Wait – they’re going to “add” internal controls? Why were there no internal controls before?
Since Deloitte LLP completes (perhaps “completed” if they have resigned from Pharma and Sciences), the financials of both entities consolidated together, it begs two questions – how it was able to issue audited financials without internal accounting controls in place for a public company, and whether Deloitte LLP informed Emerald Health Sciences Inc. (as control person and pursuant to consolidated financials that included Emerald Pharma), that there was a significant deficiency in internal controls. An auditor is required to report on internal controls to the client and more importantly, to the capital markets.
If they didn’t, that’s an issue for Deloitte LLP; if they did, that’s an issue for Emerald Pharma.

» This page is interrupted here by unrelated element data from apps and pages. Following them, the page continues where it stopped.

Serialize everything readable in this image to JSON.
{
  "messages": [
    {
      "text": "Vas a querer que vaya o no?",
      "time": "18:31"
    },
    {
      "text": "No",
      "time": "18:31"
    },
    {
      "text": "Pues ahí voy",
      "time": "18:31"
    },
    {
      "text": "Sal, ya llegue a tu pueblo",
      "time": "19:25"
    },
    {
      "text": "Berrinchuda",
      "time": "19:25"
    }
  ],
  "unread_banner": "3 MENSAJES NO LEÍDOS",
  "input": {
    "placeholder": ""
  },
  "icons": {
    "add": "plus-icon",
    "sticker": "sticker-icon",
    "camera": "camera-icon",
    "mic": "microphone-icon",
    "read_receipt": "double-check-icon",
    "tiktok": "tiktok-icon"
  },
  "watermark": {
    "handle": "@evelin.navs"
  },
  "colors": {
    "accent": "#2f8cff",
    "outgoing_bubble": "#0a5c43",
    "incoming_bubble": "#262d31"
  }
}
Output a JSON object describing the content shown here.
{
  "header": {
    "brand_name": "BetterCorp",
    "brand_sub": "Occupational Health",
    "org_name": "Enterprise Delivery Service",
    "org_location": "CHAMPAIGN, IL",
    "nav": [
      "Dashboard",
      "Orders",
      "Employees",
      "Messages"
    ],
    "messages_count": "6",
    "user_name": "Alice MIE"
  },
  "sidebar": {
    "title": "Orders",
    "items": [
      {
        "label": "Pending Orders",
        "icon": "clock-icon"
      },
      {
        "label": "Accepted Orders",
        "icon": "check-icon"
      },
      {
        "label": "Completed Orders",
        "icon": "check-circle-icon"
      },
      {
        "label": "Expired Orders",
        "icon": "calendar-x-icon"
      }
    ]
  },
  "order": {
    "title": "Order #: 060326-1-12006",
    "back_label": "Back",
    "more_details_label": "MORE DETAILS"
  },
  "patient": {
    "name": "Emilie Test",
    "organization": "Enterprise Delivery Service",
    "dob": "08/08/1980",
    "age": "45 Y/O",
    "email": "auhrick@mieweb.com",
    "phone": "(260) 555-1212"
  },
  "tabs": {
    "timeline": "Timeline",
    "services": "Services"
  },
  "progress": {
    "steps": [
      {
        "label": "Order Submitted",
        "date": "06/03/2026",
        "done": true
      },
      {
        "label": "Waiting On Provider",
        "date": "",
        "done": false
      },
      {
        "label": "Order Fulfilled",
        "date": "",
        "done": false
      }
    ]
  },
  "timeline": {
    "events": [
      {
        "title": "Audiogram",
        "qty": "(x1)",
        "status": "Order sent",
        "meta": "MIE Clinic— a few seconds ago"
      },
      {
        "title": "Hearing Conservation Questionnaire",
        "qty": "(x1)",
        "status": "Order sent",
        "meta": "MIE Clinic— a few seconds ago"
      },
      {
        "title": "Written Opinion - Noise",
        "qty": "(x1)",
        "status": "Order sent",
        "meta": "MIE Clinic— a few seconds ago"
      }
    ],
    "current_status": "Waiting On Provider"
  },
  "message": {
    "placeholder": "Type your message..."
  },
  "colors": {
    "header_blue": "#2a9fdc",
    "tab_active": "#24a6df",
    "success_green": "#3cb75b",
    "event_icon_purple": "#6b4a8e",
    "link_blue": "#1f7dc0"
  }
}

As noted here, Emerald Health Sciences Inc. is a controversial entity because Dhillon swore in an affidavit years after soliciting investments from investors, that one of its co-founders is Yadvinder Singh Dhillon. Singh-Dhillon is a US felon who was convicted of smuggling one of the largest amounts of heroin into the US with Ranjit Cheema, the deceased leader of an Indo-Canadian organized crime group. The Emerald Health Sciences Inc. entity controlled a number of public companies. One of those companies entered the legalized cannabis space in Canada and obtained a federal cannabis producer licence with the US felon in the mix.
How any of that was possible remains a mystery. Singh-Dhillon’s criminal history was well-known because the heroin smuggling case was heavily covered in the media for over a decade in Canada.
Dhillon incorporated a company in California through Martinez that they decided to name “Walk on Water” – an expression that means a person believes he or she is untouchable, superhuman, godlike. One suspects the FBI may have some views on that.